As Inflation Cools, Expect A More Competitive Housing Market

Daryl Fairweather
Forbes June 22, 2023

Homebuyer competition is expected to intensify as inflation cools.
Now that inflation is waning, there is hope that mortgage rates will fall to 5%
in 2024. These lower rates would make borrowing to buy a home less
expensive, but they could make the housing market much harsher for firsttime homebuyers. That’s because a drop in mortgage rates would cause an
increase in demand, and more demand without more supply is a recipe for
competition. Like in 2021, we could see a spike in bidding wars, with the
typical home selling above its asking price in record time. First-time buyers
should prepare for a challenging road ahead as inflation dies down.
Inflation has held the housing market back
Inflation primarily affects homebuyers through mortgage rates. When
mortgage rates increase, buyers must make higher monthly mortgage
payments to afford the same-priced home. Inflation alone can increase
mortgage rates. And the Fed’s tools against inflation also impact mortgage

When the economy is on a path toward higher inflation, lenders must raise
mortgage rates, or else the loans they make will become less valuable. For
instance, suppose a borrower has a fixed-rate mortgage with monthly
payments of $1,000 each month. If inflation is 5%, $1,000 a year from now is
worth only $950 in today’s dollars. However, if inflation is 2%, $1,000 a year
from now is worth $980 in today’s dollars. Therefore, the lender is more
willing to lend when inflation is low.

Another way that inflation affects mortgage rates is through the actions of the
Federal Reserve. As the Federal Reserve raises the Federal Funds rate in its
fight against inflation, lenders must raise mortgage rates to offset their
increased borrowing costs.

During the pandemic, mortgage rates fell to record lows. Homebuyers and
homeowners were able to lock in 3% fixed-rate mortgages. Now that mortgage
rates are close to 7%, homebuyers have backed off of the market, and so have
home sellers. That’s because if homeowners sell, they aren’t just handing over
their home; they abandon their rock-bottom mortgage rate. Newly built
homes have added slightly to the number of homes for sale. Still, there are
nearly 40% fewer homes for sale now than there were pre-pandemic.

More competition is coming

Assuming inflation wanes, and the economy remains in good shape. Mortgage
rates could decrease from 7% to around 5% in 2024. In that scenario, many
prospective homebuyers will return to the market. But unfortunately, that
won’t be enough to motivate most homeowners to sell. A homeowner who is
looking to move into a home that is the same price or more expensive than
their current home will have to spend hundreds of dollars more per month on
a mortgage and pay up to 6% of their home’s value in real estate fees.
Expensive markets like San Francisco and Seattle will have more homeowners
willing to sell. Those home sellers can use their equity to confidently compete
with cash on a lesser-priced home in a more affordable place. Consequently,
competition will increase the most in hot migration destinations like Phoenix
and Tampa, where homes are still relatively inexpensive.

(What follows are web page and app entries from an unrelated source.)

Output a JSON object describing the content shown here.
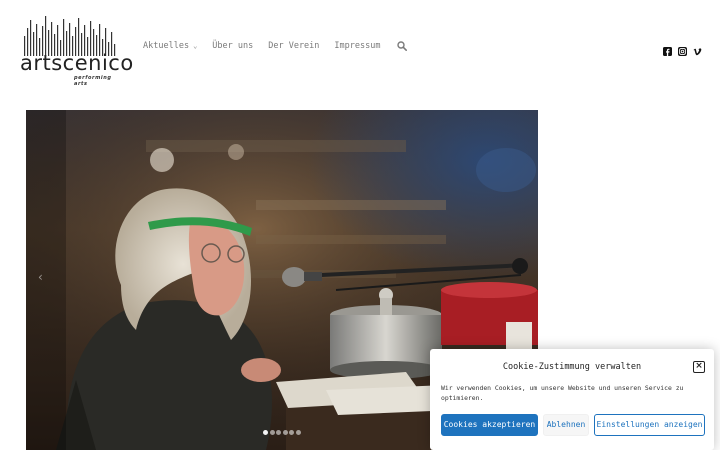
{
  "header": {
    "logo": {
      "word": "artscenico",
      "tagline": "performing arts"
    },
    "nav": [
      {
        "label": "Aktuelles",
        "has_dropdown": true,
        "icon": "chevron-down-icon"
      },
      {
        "label": "Über uns"
      },
      {
        "label": "Der Verein"
      },
      {
        "label": "Impressum"
      }
    ],
    "search_icon": "search-icon",
    "social": [
      "facebook-icon",
      "instagram-icon",
      "vimeo-icon"
    ]
  },
  "slider": {
    "prev_icon": "chevron-left-icon",
    "prev_glyph": "‹",
    "dots_count": 6,
    "active_dot": 0
  },
  "cookie": {
    "title": "Cookie-Zustimmung verwalten",
    "close_glyph": "×",
    "text": "Wir verwenden Cookies, um unsere Website und unseren Service zu optimieren.",
    "accept_label": "Cookies akzeptieren",
    "deny_label": "Ablehnen",
    "settings_label": "Einstellungen anzeigen"
  },
  "colors": {
    "accent": "#1e73be",
    "nav_text": "#7a7a7a"
  }
}
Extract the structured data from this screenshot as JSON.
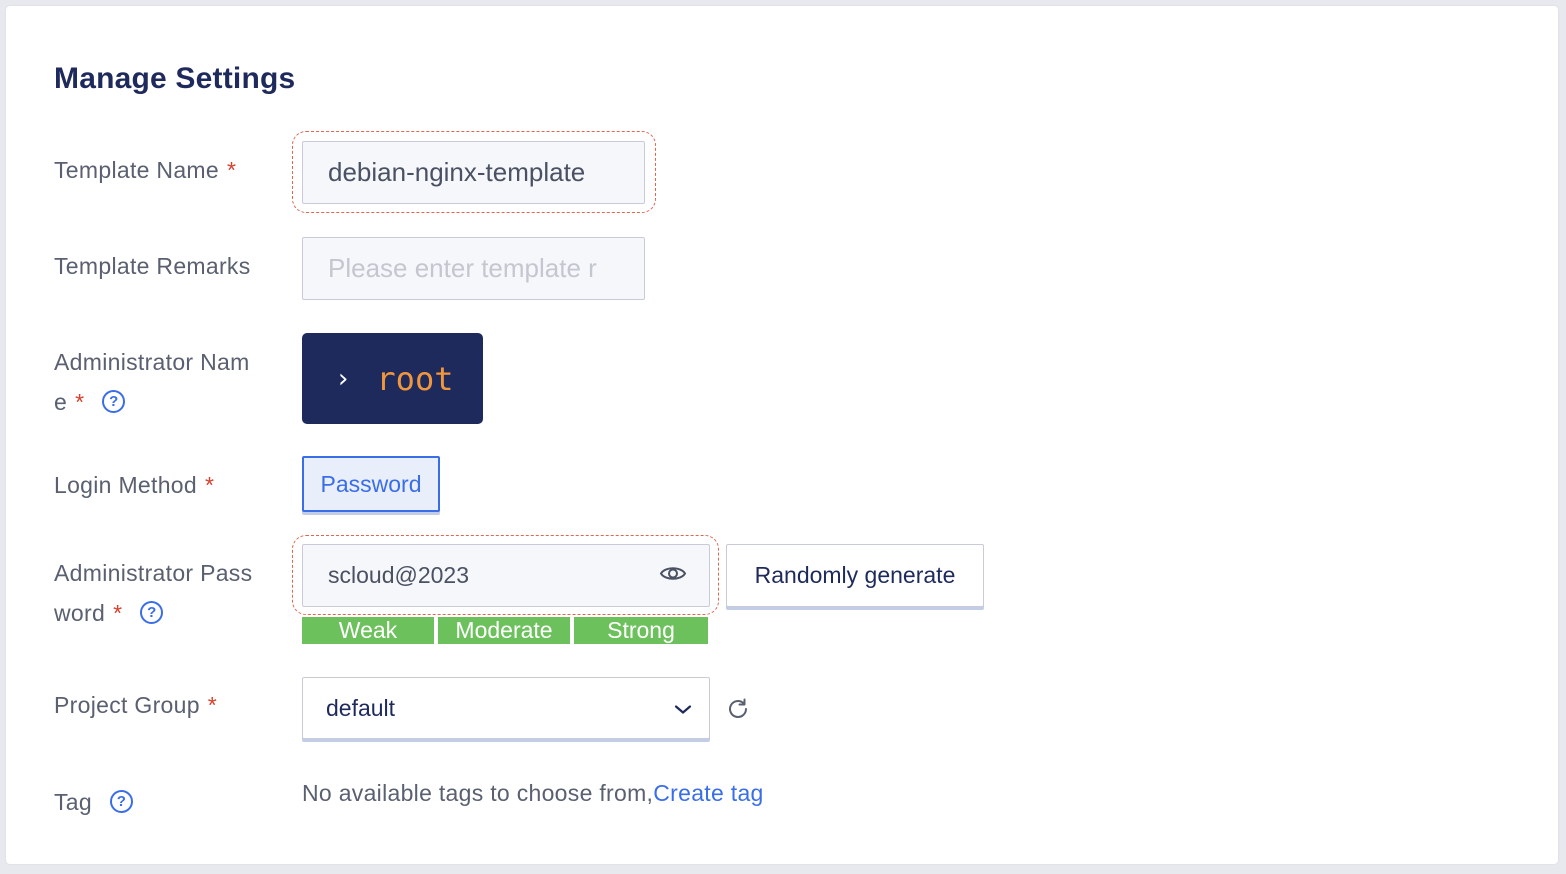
{
  "title": "Manage Settings",
  "fields": {
    "template_name": {
      "label": "Template Name",
      "required": "*",
      "value": "debian-nginx-template"
    },
    "template_remarks": {
      "label": "Template Remarks",
      "placeholder": "Please enter template r"
    },
    "admin_name": {
      "label_line1": "Administrator Nam",
      "label_line2": "e",
      "required": "*",
      "help": "?",
      "prompt": "›",
      "value": "root"
    },
    "login_method": {
      "label": "Login Method",
      "required": "*",
      "option": "Password"
    },
    "admin_password": {
      "label_line1": "Administrator Pass",
      "label_line2": "word",
      "required": "*",
      "help": "?",
      "value": "scloud@2023",
      "generate_button": "Randomly generate",
      "strength": [
        "Weak",
        "Moderate",
        "Strong"
      ]
    },
    "project_group": {
      "label": "Project Group",
      "required": "*",
      "value": "default"
    },
    "tag": {
      "label": "Tag",
      "help": "?",
      "empty_text": "No available tags to choose from,",
      "create_link": "Create tag"
    }
  },
  "colors": {
    "accent": "#3a6ee8",
    "title": "#1f2a5c",
    "required": "#d8402e",
    "terminal_bg": "#1f2a5c",
    "terminal_user": "#f0963c",
    "strength_bar": "#6cc15c"
  },
  "icons": {
    "password_toggle": "eye-icon",
    "select_arrow": "chevron-down-icon",
    "refresh": "refresh-icon",
    "help": "question-circle-icon"
  }
}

Cash will still be king

As the number of homebuyers grows without an increase in sellers,
competition in the housing market will intensify. As sellers regain the upper
hand, they will increasingly reject bids with low down payments in favor of
buyers with cash. FHA loans, meant for low- to moderate-income borrowers
and popular with first-time homebuyers, have lower down-payment and
credit-score requirements than conventional loans. The share of buyers using
FHA loans is at its highest level since before the pandemic. That’s because
right now most home sellers feel lucky to receive any offer at all, including
offers from FHA borrowers. However, that could quickly change when low
mortgage rates bring more buyers to the market.
When competition picks up, sellers will prefer buyers flush with cash who
waive the home inspection and financing contingencies. Homes won’t
necessarily sell for higher prices right away. However, it will likely become
more difficult for first-time buyers to compete. Just like in 2021, it would
become the norm for homes to sell in record time, with multiple bids, for tens
of thousands of dollars above the asking price.
Buy now or later?
Homebuyers should brace themselves for the changing dynamics in the
housing market. Today’s housing market isn’t easy, but at least sellers are
willing to make concessions and accept low down payment offers. In the
future, buyers will have to move quickly and make aggressive bids to be
successful. Although mortgage rates will likely be lower in the future, it may be
prudent for first-time homebuyers to purchase now before competition
intensifies. Because homeowners can refinance their mortgages at a later date,
buying now and taking advantage of low mortgage rates later may be the best